In response to:
Paganism: What We Owe the Christians from the April 7, 2011 issue
To the Editors:
Peter Brown begins his review of Alan Cameron’s The Last Pagans of Rome [NYR, April 7] with the statement that paganism in Rome included a variety of rites and celebrations, practically all of which died out in the fourth and fifth centuries. This indeed was the story of the public cults that depended on expenditures by the senatorial class (at best, a tenth of one percent of the population). However, for the elite and everyone else, too, far better attested were the rites and celebrations of graveside ancestor worship.
Paganism in this universal and immemorial form continued in Rome for many centuries past the period Professor Brown deals with, much of it in huge glorified and roofed-over cemeteries such as St. Peter’s, San Lorenzo, San Sebastiano, and others that Constantine had paid for. Here, the increasing number of Christian families could feast and celebrate their dead, including those whom they specially honored since the third century—the saints.
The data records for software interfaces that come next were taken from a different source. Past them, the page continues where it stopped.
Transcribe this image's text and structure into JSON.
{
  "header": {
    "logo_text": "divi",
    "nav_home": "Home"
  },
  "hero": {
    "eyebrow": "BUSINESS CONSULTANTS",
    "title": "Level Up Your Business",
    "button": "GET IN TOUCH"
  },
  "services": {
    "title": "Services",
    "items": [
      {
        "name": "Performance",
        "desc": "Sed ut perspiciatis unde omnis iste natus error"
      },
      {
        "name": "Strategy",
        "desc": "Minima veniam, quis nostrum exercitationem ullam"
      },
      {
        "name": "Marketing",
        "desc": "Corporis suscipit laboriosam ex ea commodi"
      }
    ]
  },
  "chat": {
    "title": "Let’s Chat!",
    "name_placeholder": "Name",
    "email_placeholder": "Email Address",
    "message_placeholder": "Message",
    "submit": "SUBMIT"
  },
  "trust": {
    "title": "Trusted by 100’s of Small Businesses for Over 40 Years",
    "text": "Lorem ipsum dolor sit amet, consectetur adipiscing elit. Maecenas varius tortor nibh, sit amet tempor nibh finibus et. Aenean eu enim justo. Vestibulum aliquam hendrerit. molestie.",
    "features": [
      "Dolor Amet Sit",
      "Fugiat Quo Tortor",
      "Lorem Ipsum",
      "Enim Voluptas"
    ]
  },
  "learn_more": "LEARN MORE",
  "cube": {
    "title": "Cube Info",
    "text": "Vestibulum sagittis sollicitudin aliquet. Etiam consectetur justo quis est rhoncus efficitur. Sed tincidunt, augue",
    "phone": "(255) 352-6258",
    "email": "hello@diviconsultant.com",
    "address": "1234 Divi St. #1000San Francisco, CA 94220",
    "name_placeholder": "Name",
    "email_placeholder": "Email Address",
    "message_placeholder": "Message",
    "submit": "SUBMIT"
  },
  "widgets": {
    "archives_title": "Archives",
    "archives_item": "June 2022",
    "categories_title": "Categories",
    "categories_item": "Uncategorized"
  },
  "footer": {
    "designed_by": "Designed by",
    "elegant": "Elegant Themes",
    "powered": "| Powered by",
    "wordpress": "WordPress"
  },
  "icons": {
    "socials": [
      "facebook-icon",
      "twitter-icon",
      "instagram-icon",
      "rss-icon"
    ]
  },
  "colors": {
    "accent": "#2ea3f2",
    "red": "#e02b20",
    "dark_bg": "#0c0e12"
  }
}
In this sense or form, paganism continued for the masses, leaving the elite to make other arrangements that Professor Brown describes very eloquently.
Dunham Professor of History
and Classics, Emeritus
New Haven, Connecticut
Peter Brown replies:
As a reader of Professor MacMullen’s learned and provocative book, The Second Church: Popular Christianity A.D. 200–400, I would, of course, agree that the fading away of official paganism in Rome tells us little or nothing about the tenacity of what many call “pagan survivals” within the Christian church. At just the same time that solemn aristocrats found their priesthoods declared redundant, the courtyard of St. Peter’s echoed to the shouts of merry Christian banqueters, toasting their dead loved ones.
The history of late antiquity (as MacMullen well knows) is full of such enticing juxtapositions. But Alan Cameron’s book was not about such people. Its was about the fate of elite priests in fourth-century Rome. My business as a reviewer was, first and foremost, to summarize the thrust of the book as faithfully as possible. I trust that I did so. Now we can go on to a wider view. And in taking that wider view, the work of Professor MacMullen is an abundant and thought-provoking guide.
Whether everything that average Christians did was automatically “pagan” and a “survival” of pagan practice is less certain for me than it is for Professor MacMullen. His work seems to take too seriously the denunciations of the clergy—for whom any practice other than their own austere version of Christianity seemed suspect and vaguely “pagan.” I would call it, simply, human. But that is a matter of opinion on which other books—books not as superbly limited to the examination of the religious and cultural activities of a proud and well-documented elite as is that of Alan Cameron—remain to be written.